» **Records shown**:

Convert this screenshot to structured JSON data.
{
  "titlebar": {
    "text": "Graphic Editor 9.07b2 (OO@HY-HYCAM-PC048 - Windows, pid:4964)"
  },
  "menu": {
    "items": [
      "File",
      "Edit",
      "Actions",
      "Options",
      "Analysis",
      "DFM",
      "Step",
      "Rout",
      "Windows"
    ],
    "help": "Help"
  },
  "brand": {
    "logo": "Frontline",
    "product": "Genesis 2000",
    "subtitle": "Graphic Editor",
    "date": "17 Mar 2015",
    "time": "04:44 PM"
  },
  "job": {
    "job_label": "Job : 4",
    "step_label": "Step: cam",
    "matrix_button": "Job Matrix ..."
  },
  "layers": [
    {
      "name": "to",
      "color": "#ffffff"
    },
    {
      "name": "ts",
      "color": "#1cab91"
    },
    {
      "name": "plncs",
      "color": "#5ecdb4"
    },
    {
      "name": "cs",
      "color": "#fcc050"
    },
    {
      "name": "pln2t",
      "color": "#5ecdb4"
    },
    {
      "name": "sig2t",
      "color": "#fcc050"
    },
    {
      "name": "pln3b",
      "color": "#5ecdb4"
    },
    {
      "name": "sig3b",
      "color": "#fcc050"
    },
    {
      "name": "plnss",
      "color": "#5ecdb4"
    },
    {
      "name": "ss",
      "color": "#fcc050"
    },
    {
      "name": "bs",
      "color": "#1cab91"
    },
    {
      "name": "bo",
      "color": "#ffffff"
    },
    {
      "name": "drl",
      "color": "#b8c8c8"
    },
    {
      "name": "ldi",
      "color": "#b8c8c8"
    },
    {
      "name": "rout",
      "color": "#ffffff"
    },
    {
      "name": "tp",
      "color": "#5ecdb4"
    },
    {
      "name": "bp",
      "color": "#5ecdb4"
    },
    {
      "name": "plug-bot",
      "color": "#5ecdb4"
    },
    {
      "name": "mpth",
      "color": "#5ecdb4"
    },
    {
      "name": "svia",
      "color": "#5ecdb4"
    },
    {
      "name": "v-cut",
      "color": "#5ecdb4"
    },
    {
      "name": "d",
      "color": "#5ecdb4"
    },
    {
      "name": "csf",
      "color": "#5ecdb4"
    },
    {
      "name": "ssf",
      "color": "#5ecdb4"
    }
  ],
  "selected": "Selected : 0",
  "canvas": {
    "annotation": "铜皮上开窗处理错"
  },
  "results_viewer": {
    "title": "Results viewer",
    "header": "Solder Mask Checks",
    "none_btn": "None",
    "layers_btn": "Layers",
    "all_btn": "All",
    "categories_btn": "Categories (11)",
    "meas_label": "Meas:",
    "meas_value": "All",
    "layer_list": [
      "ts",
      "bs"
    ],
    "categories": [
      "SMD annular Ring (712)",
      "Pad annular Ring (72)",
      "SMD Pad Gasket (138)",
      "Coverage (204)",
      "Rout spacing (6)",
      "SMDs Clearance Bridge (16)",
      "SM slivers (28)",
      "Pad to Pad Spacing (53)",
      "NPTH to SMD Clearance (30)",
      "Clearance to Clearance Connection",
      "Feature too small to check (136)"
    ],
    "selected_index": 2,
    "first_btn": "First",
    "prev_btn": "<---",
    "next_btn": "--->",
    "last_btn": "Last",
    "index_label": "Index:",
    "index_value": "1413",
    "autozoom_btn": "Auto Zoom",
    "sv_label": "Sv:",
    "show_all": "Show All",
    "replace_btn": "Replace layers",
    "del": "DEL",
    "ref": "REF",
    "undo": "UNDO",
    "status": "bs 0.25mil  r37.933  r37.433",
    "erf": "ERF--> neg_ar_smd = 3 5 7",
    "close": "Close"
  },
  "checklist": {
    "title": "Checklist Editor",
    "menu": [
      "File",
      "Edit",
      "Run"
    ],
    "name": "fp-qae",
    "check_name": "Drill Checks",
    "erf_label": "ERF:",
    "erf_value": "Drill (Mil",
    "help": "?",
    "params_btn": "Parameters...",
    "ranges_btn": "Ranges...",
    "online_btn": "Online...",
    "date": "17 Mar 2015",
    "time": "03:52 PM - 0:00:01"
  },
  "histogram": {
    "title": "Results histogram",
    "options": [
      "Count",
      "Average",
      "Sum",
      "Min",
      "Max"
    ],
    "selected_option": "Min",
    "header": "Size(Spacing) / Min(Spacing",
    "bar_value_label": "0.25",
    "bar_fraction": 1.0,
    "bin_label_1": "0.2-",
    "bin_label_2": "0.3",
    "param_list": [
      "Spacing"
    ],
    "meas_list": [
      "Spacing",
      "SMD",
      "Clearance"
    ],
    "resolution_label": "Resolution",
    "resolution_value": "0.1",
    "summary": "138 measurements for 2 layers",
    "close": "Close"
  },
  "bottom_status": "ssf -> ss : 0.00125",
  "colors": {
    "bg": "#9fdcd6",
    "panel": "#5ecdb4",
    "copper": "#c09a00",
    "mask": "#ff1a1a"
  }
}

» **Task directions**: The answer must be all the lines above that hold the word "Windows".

» **Finished exercise**:
    "text": "Graphic Editor 9.07b2 (OO@HY-HYCAM-PC048 - Windows, pid:4964)"
      "Windows"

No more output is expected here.